The developmental defects of neuromuscular junction in Nedd4 mutant mice resemble in some aspects, the defects present in mice deficient for the RING-finger E3 ligase Phr1. For example, in both Nedd4 and Phr1 mutants (Bloom et al., 2007; Burgess et al., 2004), the phrenic nerves are markedly reduced in size and fail to innervate the ventral region of the diaphragm. The width of the endplate bands is also reduced in both Nedd4 and Phr1 mutants (Bloom et al., 2007). However, there are also noticeable differences between Nedd4 and Phr1 mutants. For example, DRG size is reduced in Nedd4, but not in Phr1 (Burgess et al., 2004) mutant, and nerve terminals develop excess sprouting in Phr1 (Bloom et al., 2007; Burgess et al., 2004), but not in Nedd4 mutant. In addition, defasciculation of intramuscular nerves occurs in Nedd4, but not in Phr1 mutant. Thus, while both Phr1 (a RING-finger E3 ligase) and Nedd4 (a HECT-domain E3 ligase) are involved in regulating neuromuscular synapse formation in mice, the underlying mechanisms and substrates are likely distinct. Phr1 is expressed in the motoneuron and regulates neuromuscular development cell-autonomously (Bloom et al., 2007), whereas Nedd4 is expressed in the post-synaptic muscles and functions in a non-cell autonomous manner. The present study, together with a number of recent studies in which molecular manipulations specifically in muscles, but not in motoneurons, e.g. β1 integrins (Schwander et al., 2004), γ-AChR subunit (Koenen et al., 2005; Liu et al., 2008, Yampolsky et al., 2008 #13306) and β-catenin (Li et al., 2008), lead to abnormal development of pre-synaptic nerve terminals, further support an emerging view that post-synaptic muscle cells play critical roles in neuromuscular synaptogenesis.
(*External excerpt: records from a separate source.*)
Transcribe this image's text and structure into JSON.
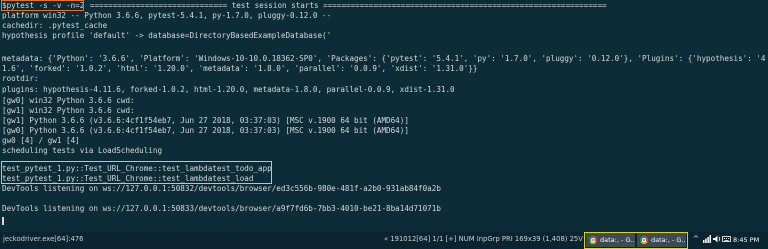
{
  "colors": {
    "background": "#0c2c38",
    "text": "#d8d8d8",
    "highlight_command": "#e8701a",
    "highlight_tests": "#e0d21a",
    "taskbar": "#0a2531"
  },
  "terminal": {
    "prompt": "$",
    "command": "pytest -s -v -n=2",
    "header_line": "============================== test session starts ==============================================================",
    "lines": [
      "platform win32 -- Python 3.6.6, pytest-5.4.1, py-1.7.0, pluggy-0.12.0 --",
      "cachedir: .pytest_cache",
      "hypothesis profile 'default' -> database=DirectoryBasedExampleDatabase('",
      "",
      "metadata: {'Python': '3.6.6', 'Platform': 'Windows-10-10.0.18362-SP0', 'Packages': {'pytest': '5.4.1', 'py': '1.7.0', 'pluggy': '0.12.0'}, 'Plugins': {'hypothesis': '4.1",
      "1.6', 'forked': '1.0.2', 'html': '1.20.0', 'metadata': '1.8.0', 'parallel': '0.0.9', 'xdist': '1.31.0'}}",
      "rootdir:",
      "plugins: hypothesis-4.11.6, forked-1.0.2, html-1.20.0, metadata-1.8.0, parallel-0.0.9, xdist-1.31.0",
      "[gw0] win32 Python 3.6.6 cwd:",
      "[gw1] win32 Python 3.6.6 cwd:",
      "[gw1] Python 3.6.6 (v3.6.6:4cf1f54eb7, Jun 27 2018, 03:37:03) [MSC v.1900 64 bit (AMD64)]",
      "[gw0] Python 3.6.6 (v3.6.6:4cf1f54eb7, Jun 27 2018, 03:37:03) [MSC v.1900 64 bit (AMD64)]",
      "gw0 [4] / gw1 [4]",
      "scheduling tests via LoadScheduling",
      "",
      "test_pytest_1.py::Test_URL_Chrome::test_lambdatest_todo_app",
      "test_pytest_1.py::Test_URL_Chrome::test_lambdatest_load",
      "DevTools listening on ws://127.0.0.1:50832/devtools/browser/ed3c556b-980e-481f-a2b0-931ab84f0a2b",
      "",
      "DevTools listening on ws://127.0.0.1:50833/devtools/browser/a9f7fd6b-7bb3-4010-be21-8ba14d71071b"
    ]
  },
  "statusbar": {
    "process": "jeckodriver.exe[64]:476",
    "info": "« 191012[64]   1/1   [+] NUM  InpGrp   PRI   169x39   (1,408) 25V   2016  100%"
  },
  "taskbar": {
    "items": [
      {
        "label": "data:, - G..."
      },
      {
        "label": "data:, - G..."
      }
    ],
    "tray_icons": [
      "chevron-up-icon",
      "network-icon",
      "volume-icon",
      "keyboard-icon"
    ],
    "time": "8:45 PM"
  }
}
We would like to thank Laurie Mueller and David Prevette for their excellent technical assistance, and Drs. Natalie Kim and Steven Burden for their valuable suggestions on single muscle fiber preparation. We are indebted to Drs. Thomas Südhof, Jane Johnson, Keith Wharton, Kim Huber, Ege Kavalali and Jonathan Terman for their critical comments on the manuscript. This work was supported by grants (to W. Lin) from NIH/NINDS (NS055028), the Edward Mallinckrodt, Jr. Scholar Program and the Cain Foundation in Medical Research, and NIH/NINDS grant NS53527 (R. W. Oppenheim).
Supplementary data associated with this article can be found, in the online version, at doi:10.1016/j.ydbio.2009.03.023.